West Roxbury, located in Boston's southwest corner, was originally part of the town of Roxbury and home to a 19th-century experimental, utopian community frequented by such notable writers as Ralph Emerson, Nathanial Hawthorne, and Henry David Thoreau. West Roxbury was a farming area well into the 19th century, and in addition to the population if farmers and tradespeople, the neighborhood was attractive to city dwellers, who built elaborate summer estates here. The town of West Roxbury was incorporated in 1851 and became part of Boston in 1874.
Today, West Roxbury is known for its civic activism and youth programming.

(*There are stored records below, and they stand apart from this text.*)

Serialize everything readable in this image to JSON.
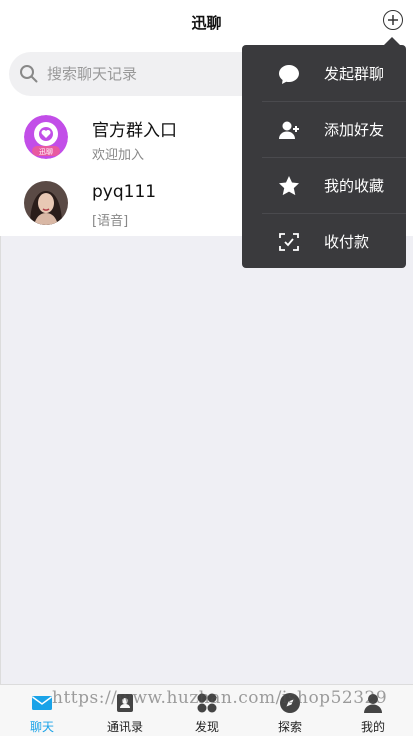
{
  "header": {
    "title": "迅聊",
    "plus_icon": "plus-circle-icon"
  },
  "search": {
    "placeholder": "搜索聊天记录",
    "value": ""
  },
  "chats": [
    {
      "name": "官方群入口",
      "preview": "欢迎加入",
      "avatar_text": "迅聊",
      "avatar_color": "#b04be0"
    },
    {
      "name": "pyq111",
      "preview": "[语音]"
    }
  ],
  "menu": {
    "items": [
      {
        "label": "发起群聊",
        "icon": "chat-bubble-icon"
      },
      {
        "label": "添加好友",
        "icon": "add-user-icon"
      },
      {
        "label": "我的收藏",
        "icon": "star-icon"
      },
      {
        "label": "收付款",
        "icon": "scan-pay-icon"
      }
    ]
  },
  "tabs": [
    {
      "label": "聊天",
      "icon": "envelope-icon",
      "active": true
    },
    {
      "label": "通讯录",
      "icon": "contacts-icon",
      "active": false
    },
    {
      "label": "发现",
      "icon": "discover-icon",
      "active": false
    },
    {
      "label": "探索",
      "icon": "explore-icon",
      "active": false
    },
    {
      "label": "我的",
      "icon": "profile-icon",
      "active": false
    }
  ],
  "watermark": "https://www.huzhan.com/ishop52329",
  "colors": {
    "accent": "#1aa3e8",
    "menu_bg": "#3a3a3d",
    "page_bg": "#efeff4"
  }
}
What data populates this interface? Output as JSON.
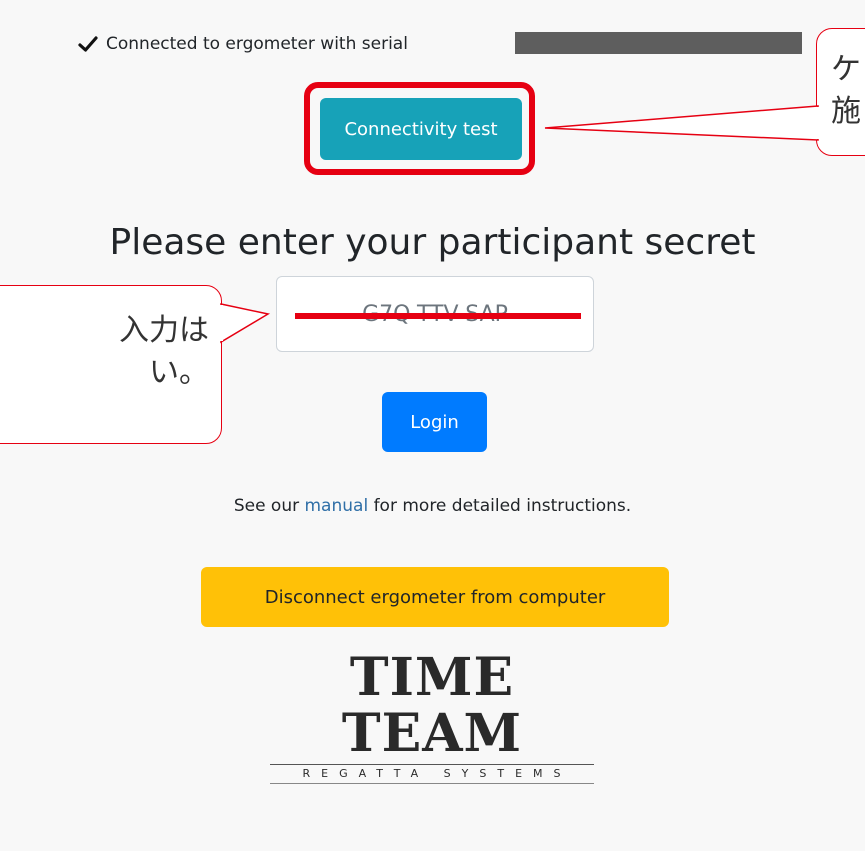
{
  "status": {
    "check_icon": "check-icon",
    "text": "Connected to ergometer with serial"
  },
  "buttons": {
    "connectivity_label": "Connectivity test",
    "login_label": "Login",
    "disconnect_label": "Disconnect ergometer from computer"
  },
  "heading": "Please enter your participant secret",
  "secret_input": {
    "value": "G7Q-TTV-SAP"
  },
  "manual": {
    "prefix": "See our ",
    "link": "manual",
    "suffix": " for more detailed instructions."
  },
  "logo": {
    "main": "TIME TEAM",
    "sub": "REGATTA SYSTEMS"
  },
  "annotations": {
    "right_callout_line1": "ケ",
    "right_callout_line2": "施",
    "left_callout_line1": "入力は",
    "left_callout_line2": "い。"
  },
  "colors": {
    "connectivity": "#17a2b8",
    "login": "#007bff",
    "disconnect": "#ffc107",
    "annotation_red": "#e60012"
  }
}
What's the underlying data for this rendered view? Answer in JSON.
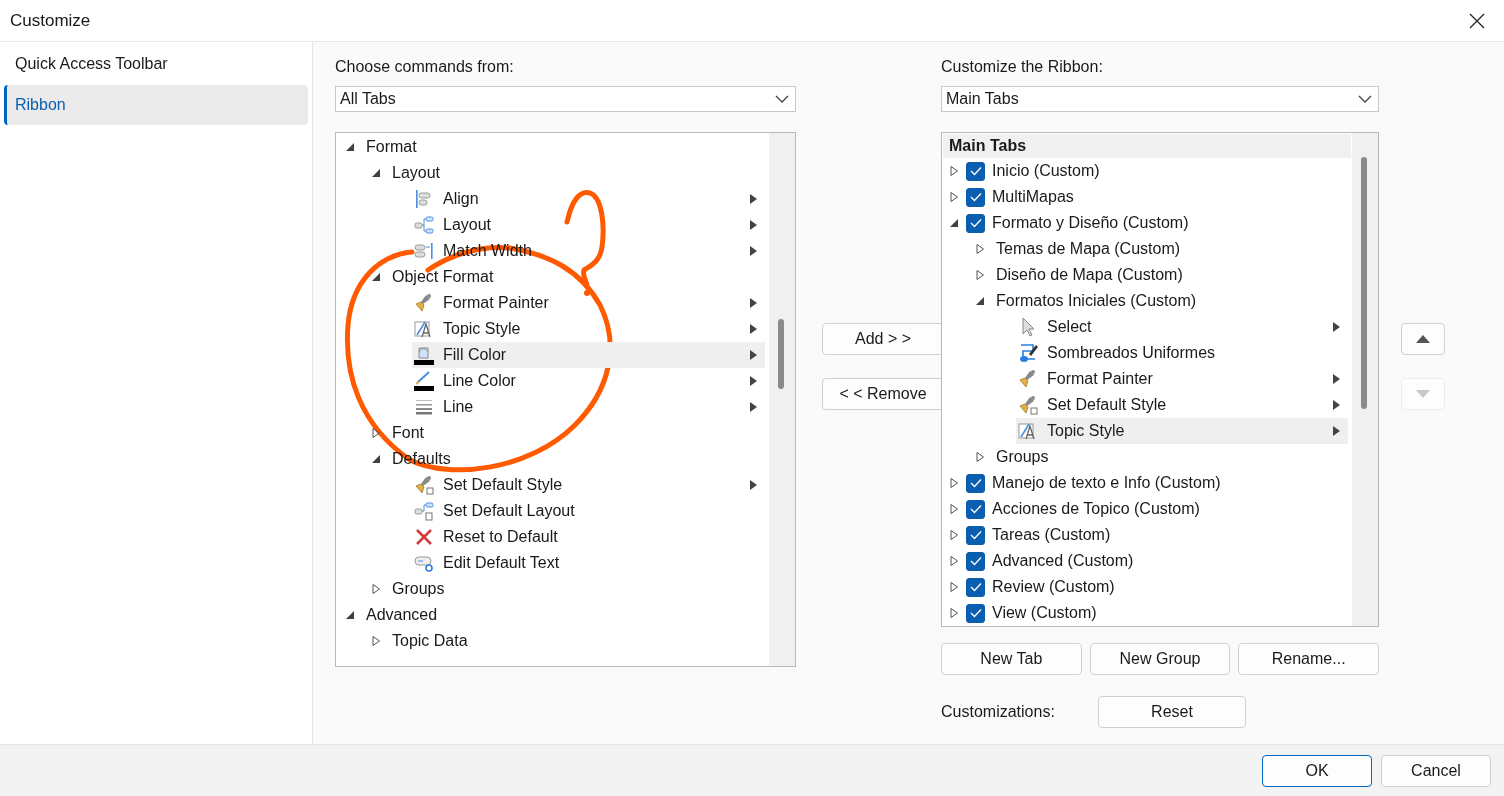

The tree-lined streets and mostly single family homes give this city neighborhood a suburban feel. Centre Street anchors the neighborhood's business district. Residents flock to Millennium Park, a former landfill that has been converted into 100 acres of trails, ball fields, and picnic areas. Millennium Park abuts 100's of acres of conservation land with a boat launch at the Charles River.
Population - 33,400 (2015 census)
Transportation: MBTA Bus and Rail Service: Commuter Rail: West Roxbury, Highland, and Bellevue - Needham Line. Bus Service: Centre Street at Corey Street, routes 35, 36, 37, 37/38, 52.